(Component data from apps and pages)
= = = = = = =
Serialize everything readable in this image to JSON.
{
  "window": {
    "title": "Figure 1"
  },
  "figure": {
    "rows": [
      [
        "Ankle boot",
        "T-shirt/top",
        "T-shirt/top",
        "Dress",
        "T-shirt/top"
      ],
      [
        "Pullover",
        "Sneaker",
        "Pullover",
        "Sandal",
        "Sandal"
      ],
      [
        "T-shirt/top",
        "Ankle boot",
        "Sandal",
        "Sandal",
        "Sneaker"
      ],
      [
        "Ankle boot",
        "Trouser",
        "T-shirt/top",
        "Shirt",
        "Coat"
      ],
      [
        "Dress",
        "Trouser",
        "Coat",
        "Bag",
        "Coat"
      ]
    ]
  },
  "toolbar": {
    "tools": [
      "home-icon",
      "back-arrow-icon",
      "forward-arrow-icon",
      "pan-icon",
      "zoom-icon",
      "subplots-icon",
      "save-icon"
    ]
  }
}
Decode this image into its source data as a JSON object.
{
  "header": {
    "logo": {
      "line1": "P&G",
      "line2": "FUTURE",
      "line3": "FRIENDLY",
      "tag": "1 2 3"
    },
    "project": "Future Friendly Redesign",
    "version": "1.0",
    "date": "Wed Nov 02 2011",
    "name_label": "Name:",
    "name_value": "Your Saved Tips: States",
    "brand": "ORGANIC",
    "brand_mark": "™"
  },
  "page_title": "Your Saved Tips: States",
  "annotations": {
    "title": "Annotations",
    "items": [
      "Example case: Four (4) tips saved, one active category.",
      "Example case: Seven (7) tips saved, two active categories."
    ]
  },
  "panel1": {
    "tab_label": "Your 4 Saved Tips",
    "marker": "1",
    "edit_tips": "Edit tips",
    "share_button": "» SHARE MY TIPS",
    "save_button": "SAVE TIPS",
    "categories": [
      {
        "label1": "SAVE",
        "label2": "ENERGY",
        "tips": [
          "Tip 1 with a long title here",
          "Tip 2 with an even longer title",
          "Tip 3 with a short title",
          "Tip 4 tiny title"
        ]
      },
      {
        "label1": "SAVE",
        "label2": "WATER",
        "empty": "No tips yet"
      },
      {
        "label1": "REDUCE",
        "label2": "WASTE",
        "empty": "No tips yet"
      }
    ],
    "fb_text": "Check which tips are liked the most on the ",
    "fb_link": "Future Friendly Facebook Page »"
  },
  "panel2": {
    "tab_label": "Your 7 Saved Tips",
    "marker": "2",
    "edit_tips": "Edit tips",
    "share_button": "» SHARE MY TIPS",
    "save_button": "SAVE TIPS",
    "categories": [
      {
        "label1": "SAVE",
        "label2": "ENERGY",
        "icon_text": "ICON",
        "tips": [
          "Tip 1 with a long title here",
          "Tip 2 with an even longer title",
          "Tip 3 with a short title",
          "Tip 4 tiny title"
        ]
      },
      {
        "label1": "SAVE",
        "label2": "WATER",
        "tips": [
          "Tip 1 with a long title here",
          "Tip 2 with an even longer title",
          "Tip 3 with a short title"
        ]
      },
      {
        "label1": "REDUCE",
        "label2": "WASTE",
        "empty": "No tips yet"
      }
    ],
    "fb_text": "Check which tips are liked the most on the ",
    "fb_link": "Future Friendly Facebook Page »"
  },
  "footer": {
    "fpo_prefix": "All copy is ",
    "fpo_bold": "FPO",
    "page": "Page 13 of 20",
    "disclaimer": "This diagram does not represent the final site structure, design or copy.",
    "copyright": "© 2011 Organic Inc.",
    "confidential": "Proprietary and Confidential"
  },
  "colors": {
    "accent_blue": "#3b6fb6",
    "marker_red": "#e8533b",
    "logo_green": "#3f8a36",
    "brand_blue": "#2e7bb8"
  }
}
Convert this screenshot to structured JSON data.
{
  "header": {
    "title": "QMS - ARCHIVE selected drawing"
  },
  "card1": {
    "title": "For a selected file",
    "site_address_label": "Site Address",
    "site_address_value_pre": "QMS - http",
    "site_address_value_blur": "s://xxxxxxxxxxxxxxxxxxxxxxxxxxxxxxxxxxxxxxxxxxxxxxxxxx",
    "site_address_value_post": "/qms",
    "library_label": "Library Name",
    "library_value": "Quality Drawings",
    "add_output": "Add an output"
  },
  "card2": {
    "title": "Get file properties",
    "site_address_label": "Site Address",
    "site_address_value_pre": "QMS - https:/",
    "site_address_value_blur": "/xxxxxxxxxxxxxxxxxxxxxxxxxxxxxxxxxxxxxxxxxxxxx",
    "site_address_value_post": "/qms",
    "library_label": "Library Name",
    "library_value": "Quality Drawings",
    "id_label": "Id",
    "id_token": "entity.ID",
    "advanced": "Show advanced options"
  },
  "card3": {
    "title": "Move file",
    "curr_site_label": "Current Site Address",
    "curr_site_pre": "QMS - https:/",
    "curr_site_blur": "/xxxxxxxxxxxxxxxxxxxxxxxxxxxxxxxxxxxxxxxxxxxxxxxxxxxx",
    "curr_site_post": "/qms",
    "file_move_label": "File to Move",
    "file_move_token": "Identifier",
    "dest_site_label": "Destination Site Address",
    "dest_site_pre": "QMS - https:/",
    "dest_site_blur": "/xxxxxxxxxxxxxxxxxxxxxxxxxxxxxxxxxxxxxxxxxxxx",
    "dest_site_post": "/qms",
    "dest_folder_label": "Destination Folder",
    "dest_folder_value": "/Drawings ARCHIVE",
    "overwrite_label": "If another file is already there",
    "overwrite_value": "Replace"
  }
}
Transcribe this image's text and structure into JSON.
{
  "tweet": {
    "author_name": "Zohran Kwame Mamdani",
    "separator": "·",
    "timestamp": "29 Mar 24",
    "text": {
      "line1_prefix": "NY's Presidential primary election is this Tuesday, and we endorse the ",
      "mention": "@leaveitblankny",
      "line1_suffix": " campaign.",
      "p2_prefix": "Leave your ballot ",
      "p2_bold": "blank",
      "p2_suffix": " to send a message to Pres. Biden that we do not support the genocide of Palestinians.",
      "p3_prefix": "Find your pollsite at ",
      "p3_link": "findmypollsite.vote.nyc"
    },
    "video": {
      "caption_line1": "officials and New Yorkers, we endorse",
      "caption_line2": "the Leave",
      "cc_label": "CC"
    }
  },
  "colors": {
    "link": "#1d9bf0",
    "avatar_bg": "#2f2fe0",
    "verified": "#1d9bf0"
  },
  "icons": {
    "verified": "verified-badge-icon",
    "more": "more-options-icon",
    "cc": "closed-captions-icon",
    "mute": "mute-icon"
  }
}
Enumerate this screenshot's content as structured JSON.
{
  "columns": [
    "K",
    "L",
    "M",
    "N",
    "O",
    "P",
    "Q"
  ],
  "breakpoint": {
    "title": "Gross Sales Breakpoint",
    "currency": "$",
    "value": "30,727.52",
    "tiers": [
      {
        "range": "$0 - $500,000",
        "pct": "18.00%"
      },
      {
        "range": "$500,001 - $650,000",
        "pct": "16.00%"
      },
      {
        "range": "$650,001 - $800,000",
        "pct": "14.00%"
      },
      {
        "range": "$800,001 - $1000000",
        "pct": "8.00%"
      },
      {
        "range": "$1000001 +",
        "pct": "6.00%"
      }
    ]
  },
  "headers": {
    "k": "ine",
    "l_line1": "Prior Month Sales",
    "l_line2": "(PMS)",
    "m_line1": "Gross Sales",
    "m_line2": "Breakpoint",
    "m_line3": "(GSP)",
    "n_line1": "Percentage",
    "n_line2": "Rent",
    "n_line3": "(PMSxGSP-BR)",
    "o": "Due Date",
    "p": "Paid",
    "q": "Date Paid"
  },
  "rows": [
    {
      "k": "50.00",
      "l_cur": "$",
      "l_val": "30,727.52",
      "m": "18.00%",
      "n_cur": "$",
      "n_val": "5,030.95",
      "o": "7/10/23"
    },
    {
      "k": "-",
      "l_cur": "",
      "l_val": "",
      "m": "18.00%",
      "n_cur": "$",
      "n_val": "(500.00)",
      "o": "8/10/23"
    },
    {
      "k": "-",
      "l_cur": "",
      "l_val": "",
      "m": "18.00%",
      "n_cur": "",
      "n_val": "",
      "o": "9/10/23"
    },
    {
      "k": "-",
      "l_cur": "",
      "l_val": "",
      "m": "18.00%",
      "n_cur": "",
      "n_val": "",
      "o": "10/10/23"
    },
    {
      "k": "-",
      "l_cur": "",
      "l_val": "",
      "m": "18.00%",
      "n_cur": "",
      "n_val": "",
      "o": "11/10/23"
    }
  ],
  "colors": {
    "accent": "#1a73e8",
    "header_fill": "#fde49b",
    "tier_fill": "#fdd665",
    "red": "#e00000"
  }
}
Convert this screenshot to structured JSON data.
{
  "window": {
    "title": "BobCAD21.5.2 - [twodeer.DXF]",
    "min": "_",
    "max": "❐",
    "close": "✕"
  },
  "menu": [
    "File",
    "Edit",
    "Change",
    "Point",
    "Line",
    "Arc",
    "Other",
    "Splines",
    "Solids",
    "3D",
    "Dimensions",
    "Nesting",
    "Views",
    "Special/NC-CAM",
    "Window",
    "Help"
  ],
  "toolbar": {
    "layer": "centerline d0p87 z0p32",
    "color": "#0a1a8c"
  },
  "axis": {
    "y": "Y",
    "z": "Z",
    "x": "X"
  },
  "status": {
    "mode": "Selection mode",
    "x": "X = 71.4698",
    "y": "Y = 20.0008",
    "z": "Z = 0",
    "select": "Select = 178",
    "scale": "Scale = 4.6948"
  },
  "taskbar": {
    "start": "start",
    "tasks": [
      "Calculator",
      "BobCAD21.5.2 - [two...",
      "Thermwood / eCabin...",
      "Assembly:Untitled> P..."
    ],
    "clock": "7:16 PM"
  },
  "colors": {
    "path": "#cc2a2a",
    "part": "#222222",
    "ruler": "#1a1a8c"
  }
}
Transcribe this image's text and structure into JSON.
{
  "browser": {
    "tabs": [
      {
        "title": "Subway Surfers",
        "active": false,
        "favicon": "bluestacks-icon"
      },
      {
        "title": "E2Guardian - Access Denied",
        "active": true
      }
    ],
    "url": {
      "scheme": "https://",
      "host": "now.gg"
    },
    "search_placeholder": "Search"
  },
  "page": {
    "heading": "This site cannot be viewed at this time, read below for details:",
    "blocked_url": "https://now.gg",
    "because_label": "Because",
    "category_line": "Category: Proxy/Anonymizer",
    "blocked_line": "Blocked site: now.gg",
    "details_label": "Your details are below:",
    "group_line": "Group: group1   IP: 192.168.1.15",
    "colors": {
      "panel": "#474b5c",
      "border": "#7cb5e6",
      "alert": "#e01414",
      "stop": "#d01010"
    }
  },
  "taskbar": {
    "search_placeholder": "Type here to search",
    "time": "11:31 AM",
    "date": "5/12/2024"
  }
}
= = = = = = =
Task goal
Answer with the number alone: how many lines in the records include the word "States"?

Answer box
2